> [EXERCISE GOAL]: Pictures should not appear in the copy; the records themselves must be written out exactly.

> [SOURCE RECORDS]:

---+---

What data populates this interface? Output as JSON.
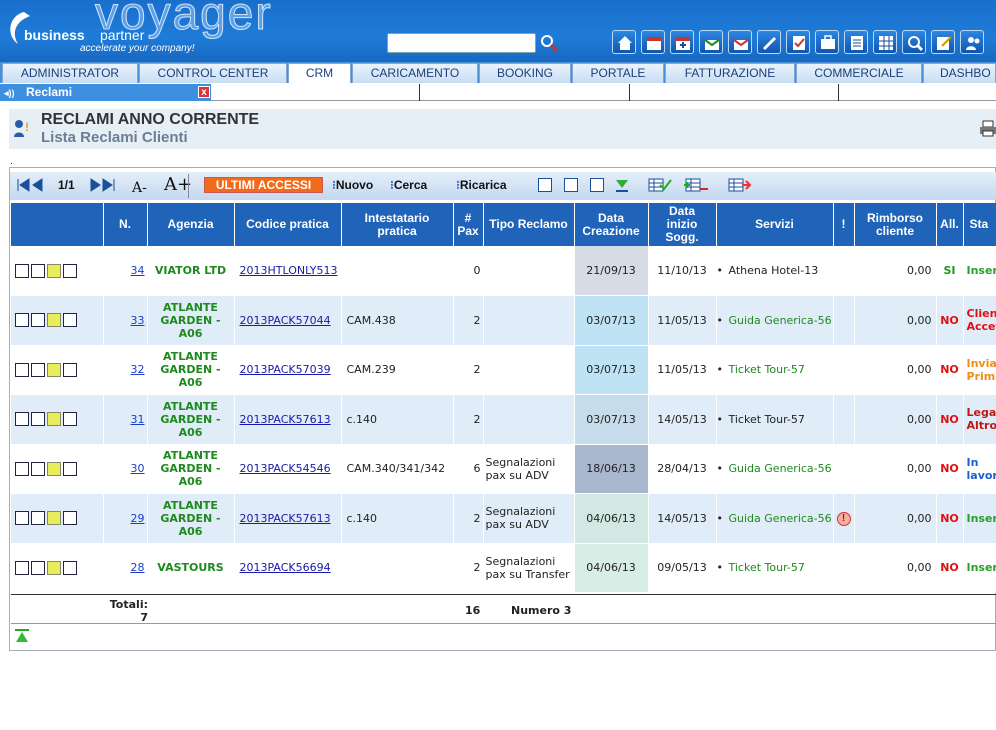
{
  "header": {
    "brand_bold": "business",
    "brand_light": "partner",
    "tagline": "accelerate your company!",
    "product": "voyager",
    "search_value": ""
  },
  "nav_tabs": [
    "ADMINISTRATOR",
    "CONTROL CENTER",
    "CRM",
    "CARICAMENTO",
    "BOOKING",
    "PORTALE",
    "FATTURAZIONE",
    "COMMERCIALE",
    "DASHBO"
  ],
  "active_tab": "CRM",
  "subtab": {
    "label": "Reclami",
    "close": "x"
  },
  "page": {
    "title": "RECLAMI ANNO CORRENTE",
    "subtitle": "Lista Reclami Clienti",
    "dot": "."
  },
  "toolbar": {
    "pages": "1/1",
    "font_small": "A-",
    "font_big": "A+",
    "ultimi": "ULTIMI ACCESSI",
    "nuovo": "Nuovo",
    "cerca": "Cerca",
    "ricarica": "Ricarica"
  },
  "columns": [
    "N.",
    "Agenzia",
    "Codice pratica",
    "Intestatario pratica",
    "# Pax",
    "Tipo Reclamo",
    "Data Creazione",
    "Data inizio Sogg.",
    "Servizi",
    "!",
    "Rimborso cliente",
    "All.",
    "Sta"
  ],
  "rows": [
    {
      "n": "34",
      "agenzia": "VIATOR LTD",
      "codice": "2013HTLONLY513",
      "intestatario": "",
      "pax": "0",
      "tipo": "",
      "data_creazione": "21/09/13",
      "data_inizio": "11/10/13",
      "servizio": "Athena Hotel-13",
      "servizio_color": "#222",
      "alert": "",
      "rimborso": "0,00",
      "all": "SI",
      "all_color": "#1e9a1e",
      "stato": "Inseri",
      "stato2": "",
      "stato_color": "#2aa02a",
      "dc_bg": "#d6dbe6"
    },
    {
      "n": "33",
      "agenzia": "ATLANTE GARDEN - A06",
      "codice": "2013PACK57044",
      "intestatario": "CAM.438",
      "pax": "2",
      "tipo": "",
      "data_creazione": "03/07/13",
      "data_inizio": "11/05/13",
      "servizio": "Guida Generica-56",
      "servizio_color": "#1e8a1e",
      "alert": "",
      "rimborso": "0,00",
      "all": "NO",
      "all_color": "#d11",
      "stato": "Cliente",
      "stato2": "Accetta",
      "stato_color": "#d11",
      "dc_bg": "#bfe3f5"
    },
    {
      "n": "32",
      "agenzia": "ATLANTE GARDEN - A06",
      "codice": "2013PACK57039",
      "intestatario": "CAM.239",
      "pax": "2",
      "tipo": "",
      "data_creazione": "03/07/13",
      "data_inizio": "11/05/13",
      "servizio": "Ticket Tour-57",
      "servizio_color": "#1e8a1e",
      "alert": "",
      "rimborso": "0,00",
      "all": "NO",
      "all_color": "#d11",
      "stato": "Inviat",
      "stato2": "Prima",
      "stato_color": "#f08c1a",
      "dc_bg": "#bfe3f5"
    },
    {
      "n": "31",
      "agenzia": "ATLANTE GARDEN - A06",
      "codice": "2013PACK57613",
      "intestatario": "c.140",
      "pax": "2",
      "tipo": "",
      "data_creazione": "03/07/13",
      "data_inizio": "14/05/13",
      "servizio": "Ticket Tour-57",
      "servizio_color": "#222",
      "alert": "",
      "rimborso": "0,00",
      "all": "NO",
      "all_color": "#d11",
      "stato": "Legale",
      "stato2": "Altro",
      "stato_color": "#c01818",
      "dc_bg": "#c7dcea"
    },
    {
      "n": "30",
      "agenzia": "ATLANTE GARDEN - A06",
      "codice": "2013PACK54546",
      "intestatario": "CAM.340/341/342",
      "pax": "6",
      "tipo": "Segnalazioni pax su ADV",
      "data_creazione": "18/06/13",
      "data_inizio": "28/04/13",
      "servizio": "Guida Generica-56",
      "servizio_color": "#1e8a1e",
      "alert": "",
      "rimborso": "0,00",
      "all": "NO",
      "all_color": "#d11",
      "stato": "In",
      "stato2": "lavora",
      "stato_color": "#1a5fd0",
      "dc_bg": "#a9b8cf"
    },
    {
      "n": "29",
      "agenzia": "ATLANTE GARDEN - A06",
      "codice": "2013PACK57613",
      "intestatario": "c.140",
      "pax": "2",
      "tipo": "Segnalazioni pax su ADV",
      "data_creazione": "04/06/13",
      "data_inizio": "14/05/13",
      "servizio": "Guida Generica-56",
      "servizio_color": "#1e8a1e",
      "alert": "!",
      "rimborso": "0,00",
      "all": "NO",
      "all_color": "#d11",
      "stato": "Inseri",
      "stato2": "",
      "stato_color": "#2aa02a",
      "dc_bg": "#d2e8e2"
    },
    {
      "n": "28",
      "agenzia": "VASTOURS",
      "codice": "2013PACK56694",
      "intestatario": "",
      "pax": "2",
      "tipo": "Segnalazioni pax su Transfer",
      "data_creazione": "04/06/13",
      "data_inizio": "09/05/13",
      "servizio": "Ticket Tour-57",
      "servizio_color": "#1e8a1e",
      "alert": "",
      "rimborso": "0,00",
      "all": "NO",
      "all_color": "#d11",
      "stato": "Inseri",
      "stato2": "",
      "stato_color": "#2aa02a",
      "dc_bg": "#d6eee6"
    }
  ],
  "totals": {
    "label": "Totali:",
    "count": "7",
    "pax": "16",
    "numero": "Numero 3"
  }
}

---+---

> [WORKED SOLUTION]:
What data populates this interface? Output as JSON.
{
  "header": {
    "brand_bold": "business",
    "brand_light": "partner",
    "tagline": "accelerate your company!",
    "product": "voyager",
    "search_value": ""
  },
  "nav_tabs": [
    "ADMINISTRATOR",
    "CONTROL CENTER",
    "CRM",
    "CARICAMENTO",
    "BOOKING",
    "PORTALE",
    "FATTURAZIONE",
    "COMMERCIALE",
    "DASHBO"
  ],
  "active_tab": "CRM",
  "subtab": {
    "label": "Reclami",
    "close": "x"
  },
  "page": {
    "title": "RECLAMI ANNO CORRENTE",
    "subtitle": "Lista Reclami Clienti",
    "dot": "."
  },
  "toolbar": {
    "pages": "1/1",
    "font_small": "A-",
    "font_big": "A+",
    "ultimi": "ULTIMI ACCESSI",
    "nuovo": "Nuovo",
    "cerca": "Cerca",
    "ricarica": "Ricarica"
  },
  "columns": [
    "N.",
    "Agenzia",
    "Codice pratica",
    "Intestatario pratica",
    "# Pax",
    "Tipo Reclamo",
    "Data Creazione",
    "Data inizio Sogg.",
    "Servizi",
    "!",
    "Rimborso cliente",
    "All.",
    "Sta"
  ],
  "rows": [
    {
      "n": "34",
      "agenzia": "VIATOR LTD",
      "codice": "2013HTLONLY513",
      "intestatario": "",
      "pax": "0",
      "tipo": "",
      "data_creazione": "21/09/13",
      "data_inizio": "11/10/13",
      "servizio": "Athena Hotel-13",
      "servizio_color": "#222",
      "alert": "",
      "rimborso": "0,00",
      "all": "SI",
      "all_color": "#1e9a1e",
      "stato": "Inseri",
      "stato2": "",
      "stato_color": "#2aa02a",
      "dc_bg": "#d6dbe6"
    },
    {
      "n": "33",
      "agenzia": "ATLANTE GARDEN - A06",
      "codice": "2013PACK57044",
      "intestatario": "CAM.438",
      "pax": "2",
      "tipo": "",
      "data_creazione": "03/07/13",
      "data_inizio": "11/05/13",
      "servizio": "Guida Generica-56",
      "servizio_color": "#1e8a1e",
      "alert": "",
      "rimborso": "0,00",
      "all": "NO",
      "all_color": "#d11",
      "stato": "Cliente",
      "stato2": "Accetta",
      "stato_color": "#d11",
      "dc_bg": "#bfe3f5"
    },
    {
      "n": "32",
      "agenzia": "ATLANTE GARDEN - A06",
      "codice": "2013PACK57039",
      "intestatario": "CAM.239",
      "pax": "2",
      "tipo": "",
      "data_creazione": "03/07/13",
      "data_inizio": "11/05/13",
      "servizio": "Ticket Tour-57",
      "servizio_color": "#1e8a1e",
      "alert": "",
      "rimborso": "0,00",
      "all": "NO",
      "all_color": "#d11",
      "stato": "Inviat",
      "stato2": "Prima",
      "stato_color": "#f08c1a",
      "dc_bg": "#bfe3f5"
    },
    {
      "n": "31",
      "agenzia": "ATLANTE GARDEN - A06",
      "codice": "2013PACK57613",
      "intestatario": "c.140",
      "pax": "2",
      "tipo": "",
      "data_creazione": "03/07/13",
      "data_inizio": "14/05/13",
      "servizio": "Ticket Tour-57",
      "servizio_color": "#222",
      "alert": "",
      "rimborso": "0,00",
      "all": "NO",
      "all_color": "#d11",
      "stato": "Legale",
      "stato2": "Altro",
      "stato_color": "#c01818",
      "dc_bg": "#c7dcea"
    },
    {
      "n": "30",
      "agenzia": "ATLANTE GARDEN - A06",
      "codice": "2013PACK54546",
      "intestatario": "CAM.340/341/342",
      "pax": "6",
      "tipo": "Segnalazioni pax su ADV",
      "data_creazione": "18/06/13",
      "data_inizio": "28/04/13",
      "servizio": "Guida Generica-56",
      "servizio_color": "#1e8a1e",
      "alert": "",
      "rimborso": "0,00",
      "all": "NO",
      "all_color": "#d11",
      "stato": "In",
      "stato2": "lavora",
      "stato_color": "#1a5fd0",
      "dc_bg": "#a9b8cf"
    },
    {
      "n": "29",
      "agenzia": "ATLANTE GARDEN - A06",
      "codice": "2013PACK57613",
      "intestatario": "c.140",
      "pax": "2",
      "tipo": "Segnalazioni pax su ADV",
      "data_creazione": "04/06/13",
      "data_inizio": "14/05/13",
      "servizio": "Guida Generica-56",
      "servizio_color": "#1e8a1e",
      "alert": "!",
      "rimborso": "0,00",
      "all": "NO",
      "all_color": "#d11",
      "stato": "Inseri",
      "stato2": "",
      "stato_color": "#2aa02a",
      "dc_bg": "#d2e8e2"
    },
    {
      "n": "28",
      "agenzia": "VASTOURS",
      "codice": "2013PACK56694",
      "intestatario": "",
      "pax": "2",
      "tipo": "Segnalazioni pax su Transfer",
      "data_creazione": "04/06/13",
      "data_inizio": "09/05/13",
      "servizio": "Ticket Tour-57",
      "servizio_color": "#1e8a1e",
      "alert": "",
      "rimborso": "0,00",
      "all": "NO",
      "all_color": "#d11",
      "stato": "Inseri",
      "stato2": "",
      "stato_color": "#2aa02a",
      "dc_bg": "#d6eee6"
    }
  ],
  "totals": {
    "label": "Totali:",
    "count": "7",
    "pax": "16",
    "numero": "Numero 3"
  }
}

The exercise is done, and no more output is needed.